I put out on Facebook that I’d be talking with you this weekend, and invited questions. One that several people wanted me to ask was, What is your spiritual practice? How do you pray?
I’m very fortunate that my life work includes spending hours a day reading and thinking and writing about God and Jesus and Christianity, and I don’t know if I want to dignify that by saying it’s a very intentional spiritual practice, but I think it has some of the effects of a spiritual practice. Just being, if you will, “mindful” of that, much of the day.
Secondly, I try to remember, and mostly do, to – for want of a better verb – talk to God several times in the course of the day. And I can do that silently, but I can also do that out loud if I’m alone, and for me that has the effect of reminding me of the presence of the sacred … and of my own desire to center ever more deeply in God, the sacred. I think our relationship with God in some ways is like a human relationship. And how does a human relationship deepen and grow? It does that by paying attention to it, spending time in it, being present to it.
I also have some “attention” exercises that I use when I’m outside, particularly. I pay attention to the feel of the the air – is it dry, is it moist, is it raining cats and dogs? The temperature of the air … all of this is a way of trying to bring myself into the immediacy of the present. Looking at the sky – if it’s clear, there might not be a lot to look at, but to notice that. And if it’s cloudy or overcast, to pay attention to the texture of the clouds. All of this is part of what I would call an “attention” exercise and I try to do that every morning.
Do you read the Bible devotionally, as well as scholarly?
Seldom. I’m more likely to read The Book of Common Prayer. And of course that has a lot of biblical passages, especially from the psalms, and biblical language. I’m not against devotional reading of the Bible, it’s just that it doesn’t occur to me.
Your newest book is called Evolution of the Word: The New Testament in the Order the Books Were Written. Would you tell us a little bit about it?
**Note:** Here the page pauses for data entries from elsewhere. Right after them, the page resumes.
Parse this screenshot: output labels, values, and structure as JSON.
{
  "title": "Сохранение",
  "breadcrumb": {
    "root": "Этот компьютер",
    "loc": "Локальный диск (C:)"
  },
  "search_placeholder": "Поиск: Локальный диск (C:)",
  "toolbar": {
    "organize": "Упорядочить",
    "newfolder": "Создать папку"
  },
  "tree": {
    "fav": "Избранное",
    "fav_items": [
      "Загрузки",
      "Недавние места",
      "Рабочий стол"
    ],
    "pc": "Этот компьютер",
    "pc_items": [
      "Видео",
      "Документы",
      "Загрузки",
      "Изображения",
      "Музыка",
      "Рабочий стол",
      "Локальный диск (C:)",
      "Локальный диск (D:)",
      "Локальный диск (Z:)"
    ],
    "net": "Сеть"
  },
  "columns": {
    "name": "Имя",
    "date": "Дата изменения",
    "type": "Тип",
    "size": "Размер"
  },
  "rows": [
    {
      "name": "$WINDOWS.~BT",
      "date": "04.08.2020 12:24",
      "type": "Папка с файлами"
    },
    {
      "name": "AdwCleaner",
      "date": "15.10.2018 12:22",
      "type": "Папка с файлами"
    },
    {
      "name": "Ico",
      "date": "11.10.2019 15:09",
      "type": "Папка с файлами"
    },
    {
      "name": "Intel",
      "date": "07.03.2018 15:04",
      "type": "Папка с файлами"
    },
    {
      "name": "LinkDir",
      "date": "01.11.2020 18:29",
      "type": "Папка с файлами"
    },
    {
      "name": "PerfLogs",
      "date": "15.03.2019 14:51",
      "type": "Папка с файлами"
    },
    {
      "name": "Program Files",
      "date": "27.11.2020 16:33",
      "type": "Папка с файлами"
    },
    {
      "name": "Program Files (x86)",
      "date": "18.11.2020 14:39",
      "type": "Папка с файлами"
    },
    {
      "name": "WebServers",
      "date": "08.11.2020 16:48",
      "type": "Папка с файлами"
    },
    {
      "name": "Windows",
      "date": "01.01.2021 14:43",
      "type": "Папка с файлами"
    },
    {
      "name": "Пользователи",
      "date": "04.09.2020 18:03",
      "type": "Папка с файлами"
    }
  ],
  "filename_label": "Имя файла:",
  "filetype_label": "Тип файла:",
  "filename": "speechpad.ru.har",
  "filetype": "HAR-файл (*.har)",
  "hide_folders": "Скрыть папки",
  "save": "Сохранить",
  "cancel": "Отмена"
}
So far as I and my publisher know, this has never been done before. And it’s just such an obvious thing in a way! I mean, scholars have written for a long time about what the earliest documents are, but as far as a New Testament that actually does that, I think that’s new. Some of the interesting things about it are: the earliest books are the seven genuine letters of Paul; Mark is the first Gospel; Luke is probably the last gospel. The book of Revelation is about mid-way through (#14 of 27). And it’s not only that that’s a little bit surprising to people, but it also has some interesting effects on what we make of the documents. The familiar New Testament ends of course with the Book of Revelation and it suggests that we’re still looking for what Revelation talks about. It’s almost like an open ending to the bible: “Yes, and he will come again!” But when you put the Book of Revelation at number 14, it’s like, oh ok, so this tells us what the author wrote to some Christian communities near the end of the first century and he expected this to happen soon, and obviously it didn’t happen. Versus how it feels when it’s at the very ending of the Bible, with “Amen, Come Lord Jesus!” I’ll be very interested to see what happens to it. Harper tells me it was very fast out of the gate, so we’ll see.
Sounds like we could have a whole separate interview about that book! Thank you, Dr. Borg, for your time today.
Deborah Arca is the Managing Editor of the Progressive Christian Channel at Patheos.